For More Info…

Recruit Two New Little Habitat Participants

two line drawn hands shaking and in the shape of a heart

Recruit 2 people to sign up for The Little Habitat Project. Eligible areas to enroll include:

  • Private Yard/Gardens
  • Townhomes/Apartments
  • HOA Common Areas
  • Schoolyards/ Universities/Community Colleges
  • Assisted Living Centers
  • Public Parks
  • Municipal Buildings
  • Places of Worship
  • Cemeteries
  • Golf Courses
  • Commercial Landscapes

For More Info…

  • See the Little Habitat Certification form

Teach Your Neighbors

a teacher pointing at a white board

Teaching your neighbors about the importance of making spaces for wildlife can encourage more people to get involved in this effort. Wildlife species are facing threats from many kinds of human activities such as habitats being converted to other land uses, the spread of invasive species spreading, and pollution entering the environment. These factors can limit the ability of wildlife to find the resources they need to survive.

Volunteer to Support Wildlife Habitat

three raised hands in a light blue circle

Volunteering for organizations or parks that are helping to help improve wildlife habitat is a rewarding and impactful way to make a difference in your local environment.

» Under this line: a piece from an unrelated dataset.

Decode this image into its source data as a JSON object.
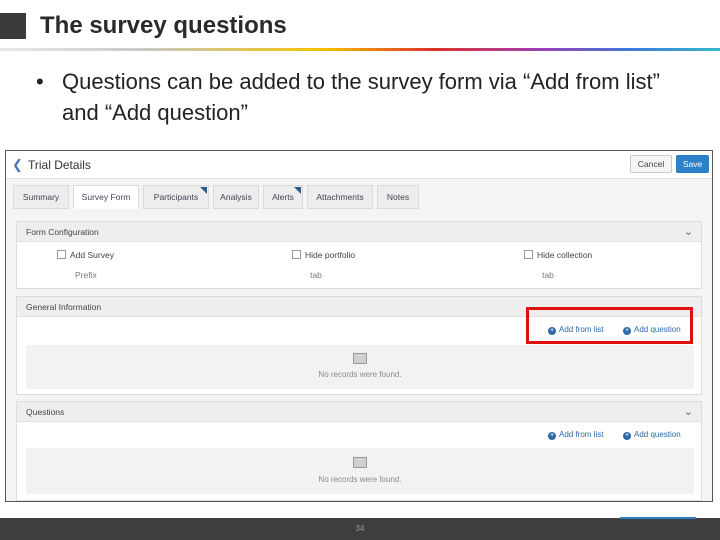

Tasks could include planting native plants, removing invasive weeds, and applying mulch.

headshot of Kassi smiling and wearing a yellow cap and a gray sweatshirt with her hair pulled back.
Kassi Roosth
Urban Conservation Planner
© Marion Soil and Water Conservation District. All Rights Reserved.